National Institute for Learning Outcomes Assessment |

National Institute for Learning Outcomes Assessment

Occasional Paper 31 - Creating Sustainable Assessment through Collaboration: A National Program Reveals Effective Practices


 

 

Malenfant, K. J., & Brown, K. (2017, November). Creating sustainable assessment through collaboration: A national program reveals effective practices. (Occasional Paper No. 31) Urbana, IL: University of Illinois and Indiana University, National Institute for Learning Outcomes Assessment (NILOA).

Paper Abstract

Meaningful and sustained assessment is best achieved when a campus unit takes a collaborative leadership role to work with other departments, offices, and groups. Simply developing and implementing assessment in isolation and for the unit itself is not enough. While the value of collaboration among diverse campus constituents is widely recognized, it is not easily achieved. This occasional paper synthesizes the results of the program Assessment in Action: Academic Libraries and Student Success (AiA) by the Association of College and Research Libraries, which involved over 200 campus teams led by librarians. Five particularly compelling AiA findings are the positive connections documented between various functions of the library and aspects of student learning and success: (1) Students benefit from library instruction in their initial coursework; (2) Library use increases student success; (3) Collaborative academic programs and services involving the library enhance student learning; (4) Information literacy instruction strengthens general education outcomes; and (5)Library research consultations boost student learning. These findings emerged from an assessment processgrounded in collaborative planning, decision-making, and implementation. In this paper, we describe the collaborative practices advanced by the AiA program and explain how these practices promote assessment alignedwith institutional priorities, encourage common understanding among stakeholder groups about attributes ofacademic success, produce meaningful measures of student learning, create a unified campus message aboutstudent learning and success, and focus on transformative and sustainable change. This paper asserts that theAiA experience serves as a framework for designing assessment approaches that build partnerships and generateresults for improving student learning and success through action research, and that the program results demonstrate how libraries contribute to fostering broad student outcomes essential to contemporary postsecondaryeducation. The assessment practices that emerged from the AiA projects can be implemented in a variety ofinstitutional settings and with varying campus priorities.

Biography of the Authors

KARA J. MALENFANT is a senior staff member at the Association of College and Research Libraries (ACRL, a division of the American Library Association), where she coordinates government relations advocacy and scholarly communication activities and is the lead staff member on the Value of Academic Libraries initiative and Assessment in Action program. She provides consulting services on organization development and use of ACRLís standards for libraries in higher education. Kara began her position at ACRL in fall of 2005 after working for six years at DePaul University Libraries in Chicago. A former Peace Corps volunteer, she holds a PhD in leadership and change from Antioch University and a masterís degree in library science from the University of Illinois at Urbana-Champaign.

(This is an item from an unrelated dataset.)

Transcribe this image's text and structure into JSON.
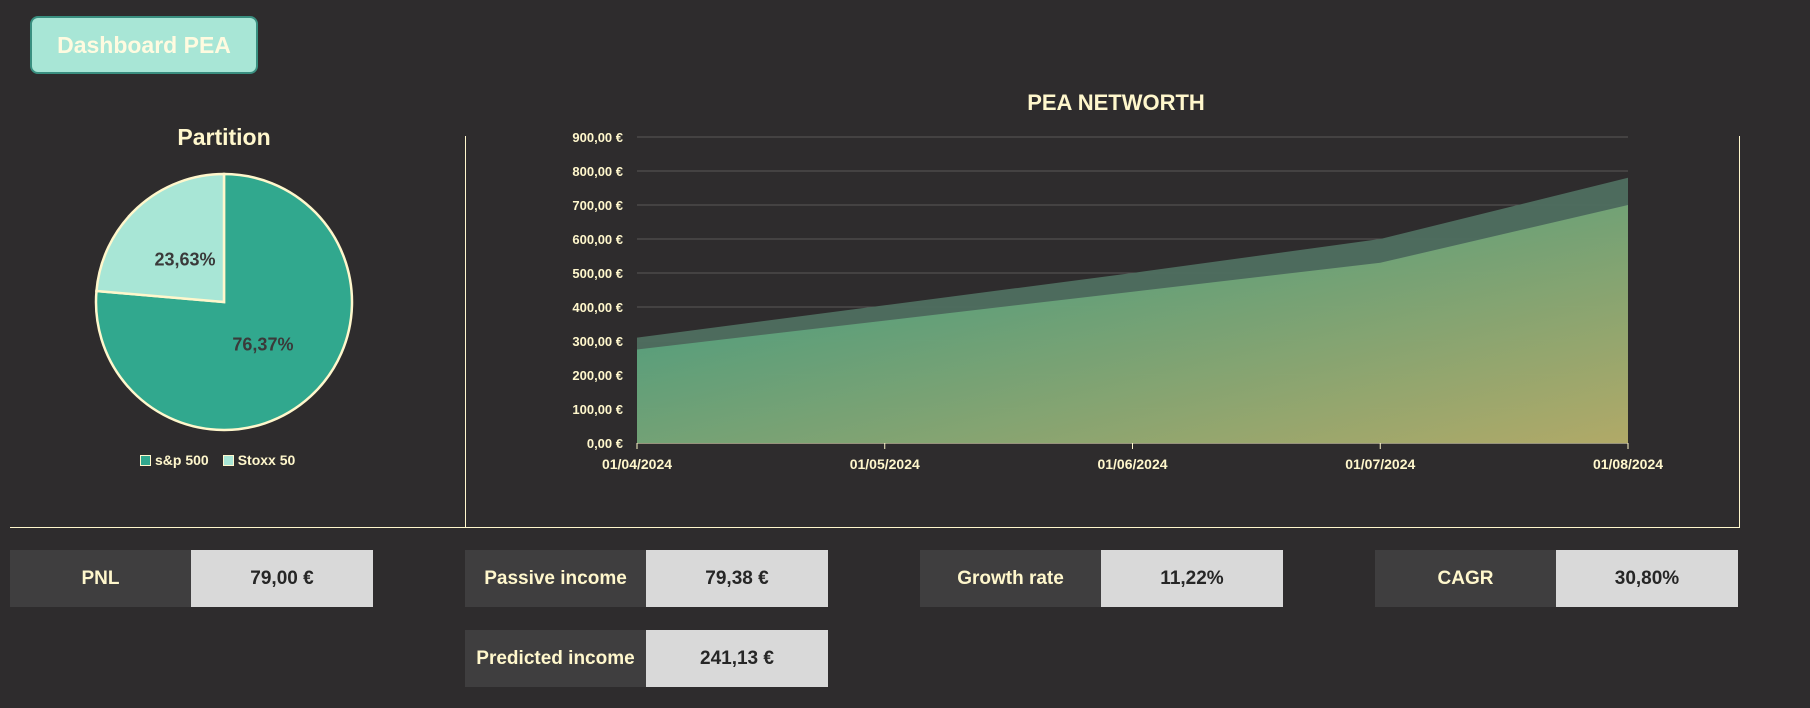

KAREN BROWN is a professor at Dominican University (River Forest, Illinois) in the School of Information Studies and teaches in the areas of assessment, collection management, foundations of the profession, and literacy and learning. Prior to joining Dominican Universityís faculty in 2000, she developed and coordinated continuing education programs for the Chicago Library System, one of Illinoisís former regional library systems. She has also held positions focusing on collection development, reference, and instruction at the University of Wisconsin, the University of Maryland, Columbia University, and Bard College. She holds a PhD in media ecology from New York University and masterís degrees in library science and adult education from the University of Wisconsin.

 

 

 

 

 

The Association of College & Research Libraries (ACRL) is the higher education association for librarians. Representing more than 10,500 academic and research librarians and interested individuals, ACRL (a division of the American Library Association) develops programs, products and services to help academic and research librarians learn, innovate and lead within the academic community. Founded in 1940, ACRL is committed to advancing learning and transforming scholarship. ACRL is on the web at acrl.org, Facebook at facebook.com/ala.acrl and Twitter at @ala_acrl.

This project was made possible in part by the Institute of Museum and Library Services.